January 16, 2020 | Paul Richardson
Dr. Laurie Santos
By one measure, Americans are less happy than they have been at any time in the last 70 years.
Gallup reported last week that the vast majority of Americans report being "very" (42%) or "fairly happy" (44%). That’s a total of 86% and would seem to be a nice, high number. But it is actually down from 91% the last time Gallup asked about this, in December 2008 (in the depths of the economic crisis).
And, in fact, this is the lowest overall happiness percentage Gallup has recorded in periodic readings over 71 years. On top of that, one in seven (14%) of Americans report being "not too happy," the highest measured to date.
These numbers track with other Gallup findings: specifically that Americans' levels of stress and worry reached new heights in 2018, while their self-reported anger matched the previous high.

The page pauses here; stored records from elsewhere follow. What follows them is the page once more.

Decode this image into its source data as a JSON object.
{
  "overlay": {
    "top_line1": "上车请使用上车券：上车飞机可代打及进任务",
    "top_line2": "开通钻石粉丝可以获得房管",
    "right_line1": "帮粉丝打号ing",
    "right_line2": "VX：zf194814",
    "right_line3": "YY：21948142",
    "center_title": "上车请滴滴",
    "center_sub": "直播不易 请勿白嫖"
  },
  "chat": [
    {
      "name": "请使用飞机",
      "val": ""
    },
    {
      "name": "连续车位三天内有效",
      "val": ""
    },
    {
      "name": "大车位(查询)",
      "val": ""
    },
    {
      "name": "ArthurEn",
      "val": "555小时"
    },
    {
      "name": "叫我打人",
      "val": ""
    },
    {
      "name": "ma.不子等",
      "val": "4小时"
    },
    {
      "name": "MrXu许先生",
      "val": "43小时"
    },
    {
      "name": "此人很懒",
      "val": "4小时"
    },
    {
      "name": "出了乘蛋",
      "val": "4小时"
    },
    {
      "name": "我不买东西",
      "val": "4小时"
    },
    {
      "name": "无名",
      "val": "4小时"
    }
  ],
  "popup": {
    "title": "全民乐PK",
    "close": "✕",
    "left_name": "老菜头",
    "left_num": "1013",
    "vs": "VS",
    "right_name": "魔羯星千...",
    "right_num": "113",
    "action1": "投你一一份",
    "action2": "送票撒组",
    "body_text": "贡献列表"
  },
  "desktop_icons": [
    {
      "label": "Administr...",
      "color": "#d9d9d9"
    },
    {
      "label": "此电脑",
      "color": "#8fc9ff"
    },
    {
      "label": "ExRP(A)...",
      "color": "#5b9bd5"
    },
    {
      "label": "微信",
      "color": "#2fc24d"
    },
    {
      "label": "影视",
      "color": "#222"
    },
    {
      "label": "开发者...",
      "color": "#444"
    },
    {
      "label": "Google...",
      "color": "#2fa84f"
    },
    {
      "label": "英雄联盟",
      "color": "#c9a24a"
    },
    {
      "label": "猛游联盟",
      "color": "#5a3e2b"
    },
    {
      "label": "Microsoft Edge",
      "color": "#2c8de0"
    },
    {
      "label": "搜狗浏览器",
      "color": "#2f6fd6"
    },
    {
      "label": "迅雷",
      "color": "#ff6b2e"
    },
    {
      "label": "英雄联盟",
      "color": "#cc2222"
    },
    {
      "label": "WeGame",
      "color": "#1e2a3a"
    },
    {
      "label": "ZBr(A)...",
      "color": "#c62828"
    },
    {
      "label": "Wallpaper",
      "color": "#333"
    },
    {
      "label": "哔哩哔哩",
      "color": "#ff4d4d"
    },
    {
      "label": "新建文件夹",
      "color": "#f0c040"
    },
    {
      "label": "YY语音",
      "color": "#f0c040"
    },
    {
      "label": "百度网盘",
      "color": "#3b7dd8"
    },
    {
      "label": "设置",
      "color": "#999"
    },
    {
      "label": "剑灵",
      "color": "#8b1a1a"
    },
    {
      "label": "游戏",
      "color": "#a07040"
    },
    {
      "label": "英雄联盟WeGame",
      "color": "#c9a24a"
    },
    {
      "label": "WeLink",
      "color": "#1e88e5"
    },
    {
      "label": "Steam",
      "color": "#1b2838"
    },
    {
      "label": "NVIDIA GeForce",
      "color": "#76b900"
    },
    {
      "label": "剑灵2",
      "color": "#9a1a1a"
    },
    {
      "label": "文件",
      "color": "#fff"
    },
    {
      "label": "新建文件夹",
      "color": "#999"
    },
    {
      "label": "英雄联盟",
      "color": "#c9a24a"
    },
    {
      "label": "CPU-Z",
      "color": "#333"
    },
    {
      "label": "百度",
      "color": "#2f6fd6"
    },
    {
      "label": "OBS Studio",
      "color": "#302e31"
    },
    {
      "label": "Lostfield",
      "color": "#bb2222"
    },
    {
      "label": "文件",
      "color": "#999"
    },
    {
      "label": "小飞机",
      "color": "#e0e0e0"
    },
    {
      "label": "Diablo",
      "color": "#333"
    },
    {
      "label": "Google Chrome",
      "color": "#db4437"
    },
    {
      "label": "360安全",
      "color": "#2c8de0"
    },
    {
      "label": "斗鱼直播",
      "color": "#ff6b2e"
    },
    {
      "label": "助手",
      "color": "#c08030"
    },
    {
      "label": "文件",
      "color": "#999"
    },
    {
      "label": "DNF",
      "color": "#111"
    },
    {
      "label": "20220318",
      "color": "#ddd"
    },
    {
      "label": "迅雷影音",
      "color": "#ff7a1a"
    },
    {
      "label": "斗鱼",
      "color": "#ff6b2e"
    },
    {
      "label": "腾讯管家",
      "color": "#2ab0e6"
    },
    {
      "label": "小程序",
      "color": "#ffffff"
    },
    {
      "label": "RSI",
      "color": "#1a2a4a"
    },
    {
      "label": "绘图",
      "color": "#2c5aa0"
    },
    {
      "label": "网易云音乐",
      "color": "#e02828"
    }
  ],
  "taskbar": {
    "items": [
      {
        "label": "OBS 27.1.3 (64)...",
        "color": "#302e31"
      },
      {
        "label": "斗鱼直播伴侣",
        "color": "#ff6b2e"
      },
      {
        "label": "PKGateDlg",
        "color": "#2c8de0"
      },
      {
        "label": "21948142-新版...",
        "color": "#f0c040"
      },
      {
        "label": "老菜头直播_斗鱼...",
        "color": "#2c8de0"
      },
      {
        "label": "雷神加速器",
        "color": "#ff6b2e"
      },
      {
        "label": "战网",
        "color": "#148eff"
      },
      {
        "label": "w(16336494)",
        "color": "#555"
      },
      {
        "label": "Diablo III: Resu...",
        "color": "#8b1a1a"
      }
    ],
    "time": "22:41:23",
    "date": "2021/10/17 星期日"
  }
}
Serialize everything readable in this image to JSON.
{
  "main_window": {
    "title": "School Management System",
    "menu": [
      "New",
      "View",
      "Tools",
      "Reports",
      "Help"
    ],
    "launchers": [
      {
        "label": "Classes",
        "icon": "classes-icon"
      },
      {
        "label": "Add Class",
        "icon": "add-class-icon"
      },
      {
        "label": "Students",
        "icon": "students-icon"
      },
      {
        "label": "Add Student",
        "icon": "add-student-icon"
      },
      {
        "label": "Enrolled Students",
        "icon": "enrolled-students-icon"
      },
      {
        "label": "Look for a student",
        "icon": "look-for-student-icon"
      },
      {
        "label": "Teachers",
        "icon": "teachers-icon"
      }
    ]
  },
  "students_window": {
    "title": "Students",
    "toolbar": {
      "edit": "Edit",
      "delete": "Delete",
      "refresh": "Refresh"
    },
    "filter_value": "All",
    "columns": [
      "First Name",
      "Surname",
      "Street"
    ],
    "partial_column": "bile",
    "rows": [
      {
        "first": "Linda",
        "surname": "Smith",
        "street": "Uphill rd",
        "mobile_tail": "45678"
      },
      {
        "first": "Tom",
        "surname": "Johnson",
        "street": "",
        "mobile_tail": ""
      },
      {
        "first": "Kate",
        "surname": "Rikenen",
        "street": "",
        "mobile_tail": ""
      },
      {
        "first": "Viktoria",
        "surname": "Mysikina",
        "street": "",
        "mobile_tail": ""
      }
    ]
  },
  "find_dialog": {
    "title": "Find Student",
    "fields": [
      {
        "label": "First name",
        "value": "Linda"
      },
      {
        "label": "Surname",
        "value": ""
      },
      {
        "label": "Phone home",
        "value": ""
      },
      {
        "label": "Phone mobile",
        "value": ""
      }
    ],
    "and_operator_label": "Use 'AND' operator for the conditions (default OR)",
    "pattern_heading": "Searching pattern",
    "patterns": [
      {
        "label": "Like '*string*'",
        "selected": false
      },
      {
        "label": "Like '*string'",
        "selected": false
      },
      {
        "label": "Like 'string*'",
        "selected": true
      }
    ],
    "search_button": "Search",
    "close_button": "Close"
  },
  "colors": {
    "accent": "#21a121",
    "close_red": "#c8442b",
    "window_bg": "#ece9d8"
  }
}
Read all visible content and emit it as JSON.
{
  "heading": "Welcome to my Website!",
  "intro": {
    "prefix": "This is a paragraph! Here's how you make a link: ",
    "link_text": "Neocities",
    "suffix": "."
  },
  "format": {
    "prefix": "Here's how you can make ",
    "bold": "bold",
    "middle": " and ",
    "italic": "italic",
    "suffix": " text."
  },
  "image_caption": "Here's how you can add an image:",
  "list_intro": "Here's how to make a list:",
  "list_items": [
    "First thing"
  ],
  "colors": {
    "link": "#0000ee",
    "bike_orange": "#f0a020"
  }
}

And, compared with other nations, the incidence of stress in the U.S. was among the highest in the world.
Dr. Laurie Santos is a cognitive psychologist – she studies how people think and how people make decisions. So, she became concerned when she learned about the rising levels of depression and stress among students at Yale. She thought, “we know lots about the simple kinds of things you can do to feel happier on a regular basis, [so] I should teach students all these insights. I should teach them what they’re doing wrong and what they could do better to really improve their wellbeing.”
She called her class Psychology and the Good Life. She expected to get about 30-40 students. Over 1200 showed up – fully 25% of the entire Yale student body!
In her course, among other things, Santos provided advice on how to engage our uniquely human faculties to counteract evolution, to choose more wisely, and to live happier lives. “What we know about the science of happiness,” she says, “is that we kind of get it wrong.”
“We have these strong intuitions about the things we think will make us happier,” Santos explained in a recent interview, “more money, higher salary, bigger house, the perfect relationship, all this stuff. It turns out that a lot of those intuitions are wrong.
“You know, the simple things that bring about wellbeing aren’t always what we expect…These ideas that we have, these strong intuitions that lead us to behave in dumb ways when it comes to kind of maximizing our wellbeing.”
Finding the keys to happiness, Santos says, requires tapping into our primate brains, and observing the behavior and activities of those who report being very happy. And the results are often surprising, but also uplifting.
What is more, Santos says it is entirely possible to “rewire” your brain through some small-step exercises and learn to be happier.
“The science suggests you can know what all these studies say,” Santos said, “you can know the kinds of things you’re supposed to do, but until you put those things into practice, nothing’s really going to change in terms of your wellbeing. And I think that’s very important. You have to get out there and do it.”
Santos will share these steps that everyone can take, along with the results of her latest research and findings, at her Authors & Ideas event at Festival Boca on March 4. Come join us, won’t you? You’ll be happy you did!